WORK INSTRUCTION
Find where "Give me the" occurs in the data below, and retype that line and every later line exactly.

● ● ●

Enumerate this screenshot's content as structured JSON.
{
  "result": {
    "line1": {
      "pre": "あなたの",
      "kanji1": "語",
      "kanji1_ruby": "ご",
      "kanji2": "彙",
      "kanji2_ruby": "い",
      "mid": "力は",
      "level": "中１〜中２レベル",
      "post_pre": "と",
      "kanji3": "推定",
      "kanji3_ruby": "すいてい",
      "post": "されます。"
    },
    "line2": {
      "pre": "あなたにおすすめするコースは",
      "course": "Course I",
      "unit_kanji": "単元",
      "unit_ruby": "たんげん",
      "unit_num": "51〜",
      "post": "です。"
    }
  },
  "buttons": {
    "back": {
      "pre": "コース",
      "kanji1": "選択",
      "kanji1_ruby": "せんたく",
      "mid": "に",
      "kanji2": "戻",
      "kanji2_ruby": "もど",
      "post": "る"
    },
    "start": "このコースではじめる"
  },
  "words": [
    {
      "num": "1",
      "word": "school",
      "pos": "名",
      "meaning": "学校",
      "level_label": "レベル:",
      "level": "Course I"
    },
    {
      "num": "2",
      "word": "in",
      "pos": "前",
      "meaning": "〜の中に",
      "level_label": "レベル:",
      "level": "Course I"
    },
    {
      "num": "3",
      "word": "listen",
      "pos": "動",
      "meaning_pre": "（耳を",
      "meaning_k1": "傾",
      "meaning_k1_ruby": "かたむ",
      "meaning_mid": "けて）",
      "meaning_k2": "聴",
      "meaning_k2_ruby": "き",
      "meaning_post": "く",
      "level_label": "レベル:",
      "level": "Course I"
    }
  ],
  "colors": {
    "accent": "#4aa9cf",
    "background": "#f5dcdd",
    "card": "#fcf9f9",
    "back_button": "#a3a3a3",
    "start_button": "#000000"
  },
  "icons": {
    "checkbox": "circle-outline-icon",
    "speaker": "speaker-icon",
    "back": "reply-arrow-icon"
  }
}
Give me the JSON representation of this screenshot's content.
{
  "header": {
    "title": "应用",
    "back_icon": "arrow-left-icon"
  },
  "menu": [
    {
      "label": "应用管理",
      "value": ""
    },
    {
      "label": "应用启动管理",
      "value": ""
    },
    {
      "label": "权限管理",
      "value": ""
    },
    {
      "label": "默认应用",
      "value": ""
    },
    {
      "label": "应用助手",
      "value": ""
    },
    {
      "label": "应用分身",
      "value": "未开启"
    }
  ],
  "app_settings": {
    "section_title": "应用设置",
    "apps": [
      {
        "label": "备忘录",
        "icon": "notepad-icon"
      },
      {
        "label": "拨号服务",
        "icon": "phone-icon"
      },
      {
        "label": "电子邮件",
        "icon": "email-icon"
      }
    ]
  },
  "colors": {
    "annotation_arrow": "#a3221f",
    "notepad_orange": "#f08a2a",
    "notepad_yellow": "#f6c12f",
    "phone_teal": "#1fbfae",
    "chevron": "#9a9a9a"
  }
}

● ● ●

RESPONSE BOX
Give me the JSON representation of this screenshot's content.
{
  "header": {
    "title": "应用",
    "back_icon": "arrow-left-icon"
  },
  "menu": [
    {
      "label": "应用管理",
      "value": ""
    },
    {
      "label": "应用启动管理",
      "value": ""
    },
    {
      "label": "权限管理",
      "value": ""
    },
    {
      "label": "默认应用",
      "value": ""
    },
    {
      "label": "应用助手",
      "value": ""
    },
    {
      "label": "应用分身",
      "value": "未开启"
    }
  ],
  "app_settings": {
    "section_title": "应用设置",
    "apps": [
      {
        "label": "备忘录",
        "icon": "notepad-icon"
      },
      {
        "label": "拨号服务",
        "icon": "phone-icon"
      },
      {
        "label": "电子邮件",
        "icon": "email-icon"
      }
    ]
  },
  "colors": {
    "annotation_arrow": "#a3221f",
    "notepad_orange": "#f08a2a",
    "notepad_yellow": "#f6c12f",
    "phone_teal": "#1fbfae",
    "chevron": "#9a9a9a"
  }
}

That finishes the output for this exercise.